_What is being asked_
Repeat every entry exactly. Pictures stay out.
===== Data for this task =====
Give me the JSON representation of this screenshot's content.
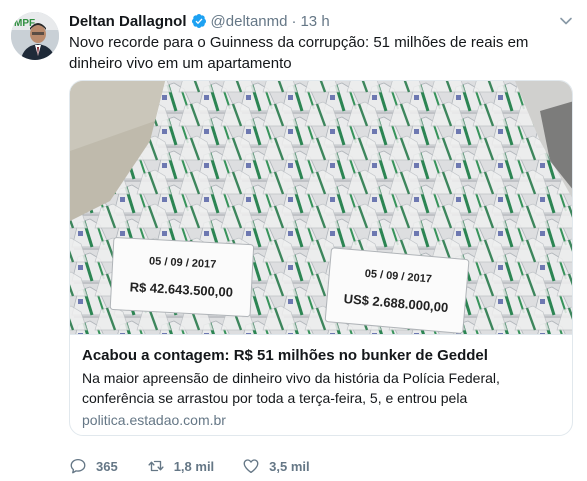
{
  "tweet": {
    "author": {
      "name": "Deltan Dallagnol",
      "handle": "@deltanmd",
      "avatar_text": "MPF",
      "verified_icon": "verified-badge-icon"
    },
    "separator": "·",
    "time": "13 h",
    "text": "Novo recorde para o Guinness da corrupção: 51 milhões de reais em dinheiro vivo em um apartamento",
    "card": {
      "title": "Acabou a contagem: R$ 51 milhões no bunker de Geddel",
      "description": "Na maior apreensão de dinheiro vivo da história da Polícia Federal, conferência se arrastou por toda a terça-feira, 5, e entrou pela",
      "domain": "politica.estadao.com.br",
      "image": {
        "note_left_date": "05 / 09 / 2017",
        "note_left_amount": "R$ 42.643.500,00",
        "note_right_date": "05 / 09 / 2017",
        "note_right_amount": "US$ 2.688.000,00"
      }
    },
    "actions": {
      "replies": "365",
      "retweets": "1,8 mil",
      "likes": "3,5 mil"
    }
  },
  "colors": {
    "text": "#14171a",
    "muted": "#657786",
    "verified": "#1da1f2",
    "border": "#e1e8ed"
  }
}
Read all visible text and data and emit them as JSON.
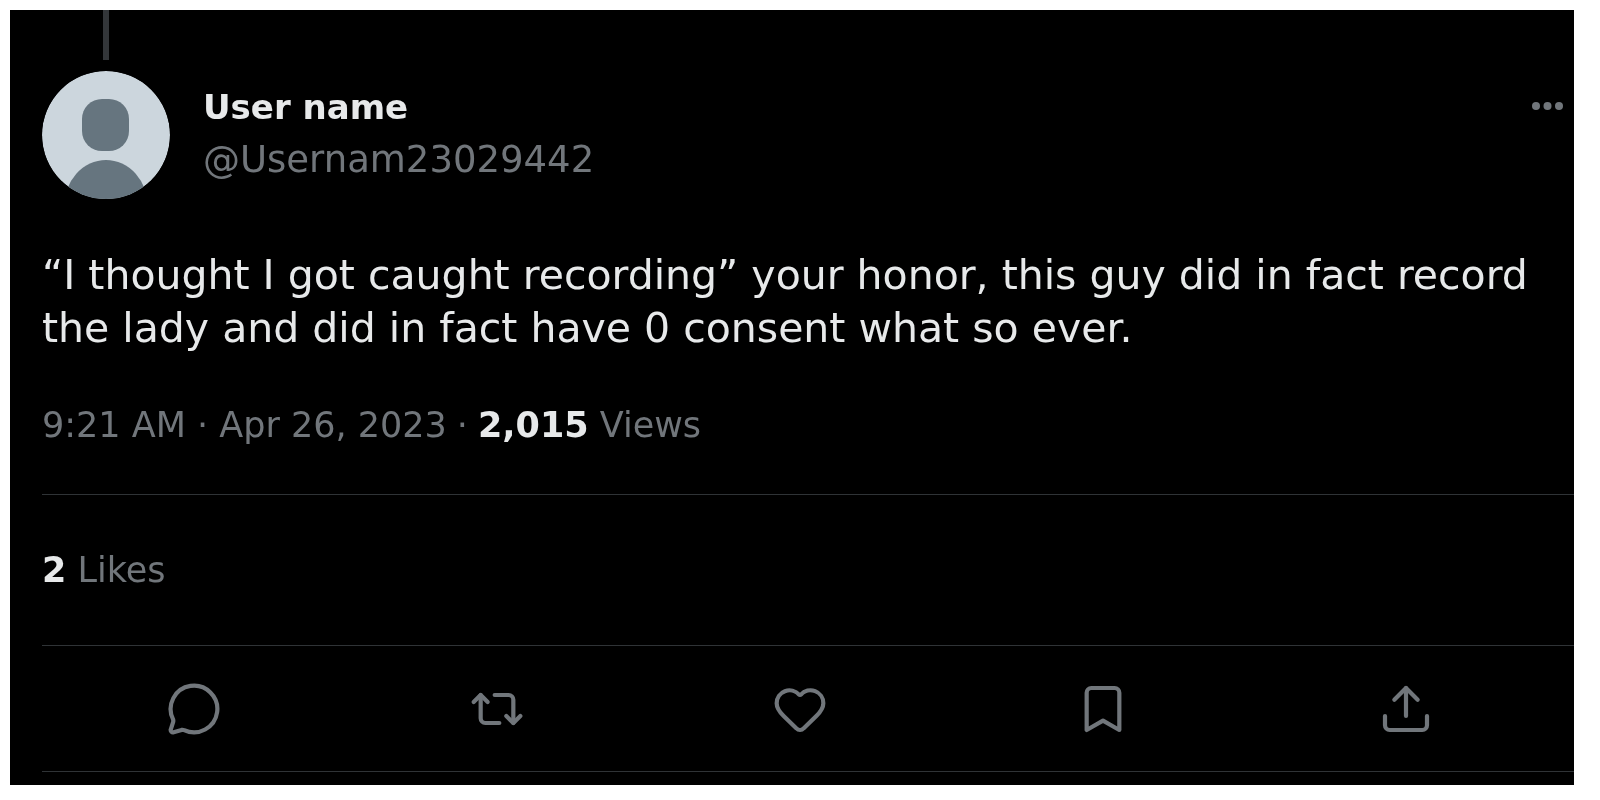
{
  "tweet": {
    "in_thread": true,
    "author": {
      "name": "User name",
      "handle": "@Usernam23029442"
    },
    "text": "“I thought I got caught recording” your honor, this guy did in fact record the lady and did in fact have 0 consent what so ever.",
    "timestamp": "9:21 AM · Apr 26, 2023",
    "separator": "·",
    "views": "**2,015** Views",
    "likes": "**2** Likes"
  },
  "actions": [
    {
      "kind": "reply",
      "active": false
    },
    {
      "kind": "retweet",
      "active": false
    },
    {
      "kind": "like",
      "active": false
    },
    {
      "kind": "bookmark",
      "active": false
    },
    {
      "kind": "share",
      "active": false
    }
  ]
}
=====
_Task response_
Give me the JSON representation of this screenshot's content.
{
  "tweet": {
    "author": {
      "name": "Deltan Dallagnol",
      "handle": "@deltanmd",
      "avatar_text": "MPF",
      "verified_icon": "verified-badge-icon"
    },
    "separator": "·",
    "time": "13 h",
    "text": "Novo recorde para o Guinness da corrupção: 51 milhões de reais em dinheiro vivo em um apartamento",
    "card": {
      "title": "Acabou a contagem: R$ 51 milhões no bunker de Geddel",
      "description": "Na maior apreensão de dinheiro vivo da história da Polícia Federal, conferência se arrastou por toda a terça-feira, 5, e entrou pela",
      "domain": "politica.estadao.com.br",
      "image": {
        "note_left_date": "05 / 09 / 2017",
        "note_left_amount": "R$ 42.643.500,00",
        "note_right_date": "05 / 09 / 2017",
        "note_right_amount": "US$ 2.688.000,00"
      }
    },
    "actions": {
      "replies": "365",
      "retweets": "1,8 mil",
      "likes": "3,5 mil"
    }
  },
  "colors": {
    "text": "#14171a",
    "muted": "#657786",
    "verified": "#1da1f2",
    "border": "#e1e8ed"
  }
}
Read all visible text and data and emit them as JSON.
{
  "tweet": {
    "in_thread": true,
    "author": {
      "name": "User name",
      "handle": "@Usernam23029442"
    },
    "text": "“I thought I got caught recording” your honor, this guy did in fact record the lady and did in fact have 0 consent what so ever.",
    "timestamp": "9:21 AM · Apr 26, 2023",
    "separator": "·",
    "views": "**2,015** Views",
    "likes": "**2** Likes"
  },
  "actions": [
    {
      "kind": "reply",
      "active": false
    },
    {
      "kind": "retweet",
      "active": false
    },
    {
      "kind": "like",
      "active": false
    },
    {
      "kind": "bookmark",
      "active": false
    },
    {
      "kind": "share",
      "active": false
    }
  ]
}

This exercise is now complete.